Addis Ababa, Ethiopia (CNN)Four years after the United States hailed the creation of an independent South Sudan, President Barack Obama convened a meeting Monday with regional leaders to try to end the country's civil war.
Obama, African leaders meet to end South Sudan's civil war
1 of 34
2 of 34
3 of 34
4 of 34
5 of 34
6 of 34
7 of 34
8 of 34
9 of 34
10 of 34
11 of 34
12 of 34
13 of 34
14 of 34
15 of 34
16 of 34
17 of 34
18 of 34
19 of 34
20 of 34
21 of 34
22 of 34
23 of 34
24 of 34
25 of 34
26 of 34
27 of 34
28 of 34
29 of 34
30 of 34
31 of 34
32 of 34
33 of 34
34 of 34
The U.S. for decades has been actively involved in helping to secure a stable, independent country after years of strife with neighboring Sudan, and a successful referendum in 2011 seemed a historic achievement for the Obama administration.

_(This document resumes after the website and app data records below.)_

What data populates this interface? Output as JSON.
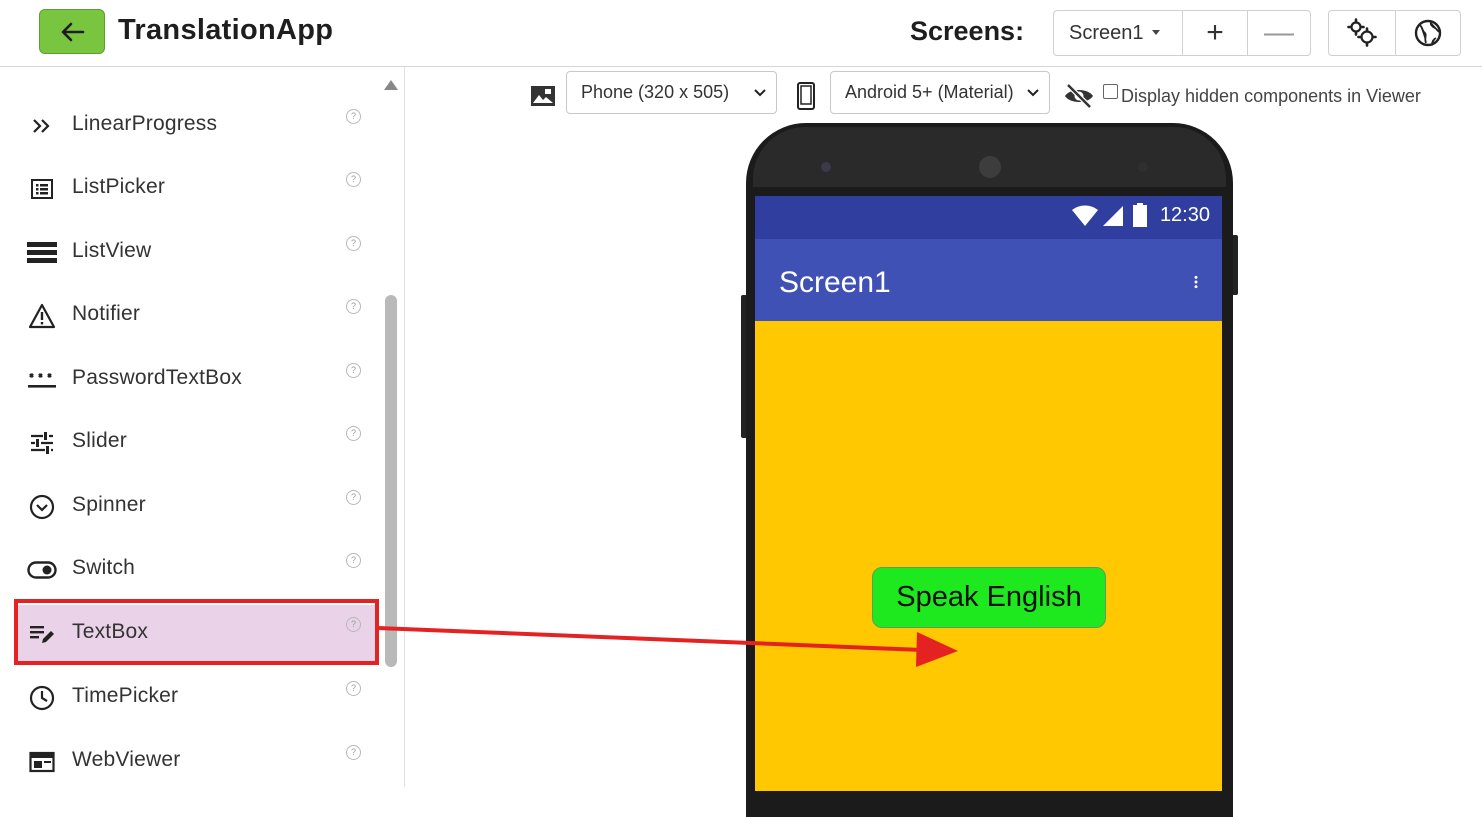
{
  "header": {
    "app_title": "TranslationApp",
    "screens_label": "Screens:",
    "screen_selected": "Screen1",
    "add_label": "+",
    "remove_label": "—"
  },
  "palette": {
    "items": [
      {
        "label": "LinearProgress",
        "icon": "double-chevron-right-icon"
      },
      {
        "label": "ListPicker",
        "icon": "list-picker-icon"
      },
      {
        "label": "ListView",
        "icon": "list-view-icon"
      },
      {
        "label": "Notifier",
        "icon": "warning-icon"
      },
      {
        "label": "PasswordTextBox",
        "icon": "password-icon"
      },
      {
        "label": "Slider",
        "icon": "slider-icon"
      },
      {
        "label": "Spinner",
        "icon": "chevron-circle-icon"
      },
      {
        "label": "Switch",
        "icon": "toggle-icon"
      },
      {
        "label": "TextBox",
        "icon": "text-edit-icon"
      },
      {
        "label": "TimePicker",
        "icon": "clock-icon"
      },
      {
        "label": "WebViewer",
        "icon": "browser-window-icon"
      }
    ],
    "help_glyph": "?",
    "selected_item": "TextBox"
  },
  "viewer": {
    "device_select": "Phone (320 x 505)",
    "theme_select": "Android 5+ (Material)",
    "hidden_components_label": "Display hidden components in Viewer"
  },
  "phone": {
    "status_time": "12:30",
    "screen_title": "Screen1",
    "button_text": "Speak English"
  },
  "colors": {
    "accent_green": "#79c540",
    "status_bar": "#303f9f",
    "app_bar": "#3f51b5",
    "canvas": "#ffc800",
    "button": "#1ee81e",
    "highlight_red": "#e52222",
    "selected_bg": "#ead3e8"
  }
}
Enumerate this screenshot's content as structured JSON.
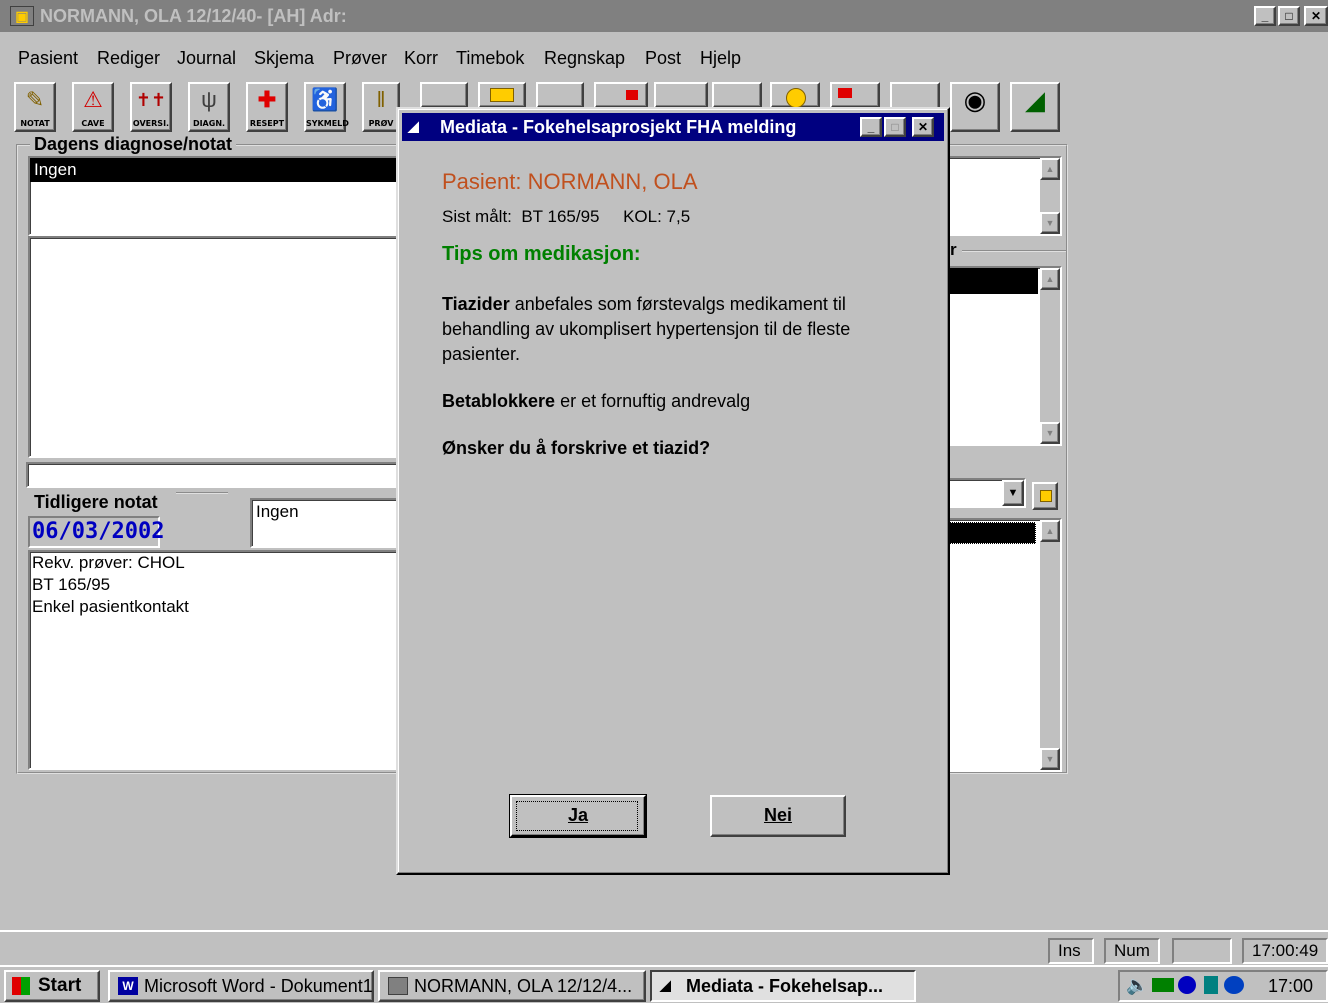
{
  "main_window": {
    "title": "NORMANN, OLA 12/12/40- [AH] Adr:",
    "controls": [
      "_",
      "□",
      "✕"
    ]
  },
  "menu": {
    "items": [
      "Pasient",
      "Rediger",
      "Journal",
      "Skjema",
      "Prøver",
      "Korr",
      "Timebok",
      "Regnskap",
      "Post",
      "Hjelp"
    ]
  },
  "toolbar": {
    "buttons": [
      {
        "label": "NOTAT",
        "icon": "notepad-icon"
      },
      {
        "label": "CAVE",
        "icon": "warning-icon"
      },
      {
        "label": "OVERSI.",
        "icon": "people-icon"
      },
      {
        "label": "DIAGN.",
        "icon": "stethoscope-icon"
      },
      {
        "label": "RESEPT",
        "icon": "red-cross-icon"
      },
      {
        "label": "SYKMELD",
        "icon": "wheelchair-icon"
      },
      {
        "label": "PRØV",
        "icon": "test-tubes-icon"
      }
    ]
  },
  "diagnosis_panel": {
    "legend": "Dagens diagnose/notat",
    "selected_value": "Ingen"
  },
  "previous_note": {
    "legend": "Tidligere notat",
    "date": "06/03/2002",
    "diagnosis": "Ingen",
    "lines": [
      "Rekv. prøver: CHOL",
      "BT 165/95",
      "Enkel pasientkontakt"
    ]
  },
  "right_panel": {
    "partial_label": "r"
  },
  "dialog": {
    "title": "Mediata - Fokehelsaprosjekt FHA melding",
    "patient_prefix": "Pasient:",
    "patient_name": "NORMANN, OLA",
    "last_measured": "Sist målt:  BT 165/95     KOL: 7,5",
    "tips_heading": "Tips om medikasjon:",
    "para1_bold": "Tiazider",
    "para1_rest": " anbefales som førstevalgs medikament til behandling av ukomplisert hypertensjon til de fleste pasienter.",
    "para2_bold": "Betablokkere",
    "para2_rest": " er et fornuftig andrevalg",
    "question": "Ønsker du å forskrive et tiazid?",
    "yes_label": "Ja",
    "no_label": "Nei",
    "colors": {
      "title_bar": "#000080",
      "patient": "#c0501e",
      "tips": "#008000"
    }
  },
  "statusbar": {
    "ins": "Ins",
    "num": "Num",
    "empty": "",
    "time": "17:00:49"
  },
  "taskbar": {
    "start": "Start",
    "tasks": [
      {
        "label": "Microsoft Word - Dokument1",
        "active": false
      },
      {
        "label": "NORMANN, OLA 12/12/4...",
        "active": false
      },
      {
        "label": "Mediata - Fokehelsap...",
        "active": true
      }
    ],
    "clock": "17:00"
  }
}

But the South Sudanese government swiftly found itself at odds with opposition and former leaders, disagreements that devolved into a civil war two years ago.
U.S. officials in recent days have called the state of affairs in the newborn nation disappointing and "heartbreaking," as more than 1 million people have been displaced and the humanitarian crisis is only worsening.
"Urgent" is how Obama described it during a press conference in the Ethiopian capital ahead of Monday's meeting. "We don't have time to wait."
African leaders and the opposing sides in South Sudan have agreed on an Aug. 17 deadline to determine a way forward, with a peace proposal currently being considered.
But U.S. officials have expressed very little optimism that this will succeed.
Complicating matters further: Sudan is supporting and arming the rebels, while Uganda has been protecting the South Sudanese government, including with the use of troops.
Senior Obama administration officials have called both of South Sudan's warring factions "recalcitrant" and "utterly indifferent to their country." Obama on Monday branded them "stubborn" and concerned mainly with their own "self-interests."
On those points, regional partners agree. But there are also differences on how to proceed if the peace accord doesn't work.
Monday's meeting stressed the importance of the success of the peace proposal, but it also explored alternatives should the two parties fighting in South Sudan not sign onto it by Aug. 17.
One U.S. official, calling the meeting "productive," said the options range from "substantially increased sanctions and pressure to the possibility of a regional intervention force," which could also be used to enforce an agreement -- if one can be reached.
The official wouldn't elaborate on how the U.S. would feel about such a military intervention but said it wasn't the U.S.'s idea.
"A resounding and collective loss of patience" is how this official described the general feeling among the assembled nations.
Senior members of the Obama administration in recent days have expressed a desire for a transitional government in South Sudan that would not necessarily include the current players; for Sudan to stop arming the rebels; and for a solution that would not overly favor one side over the other. Sanctions might include barring access to individuals' assets and travel.
Resolving the crisis is a tall order. But the Obama administration feels invested in hopes for stability for one of the world's newest -- and most fragile -- democracies.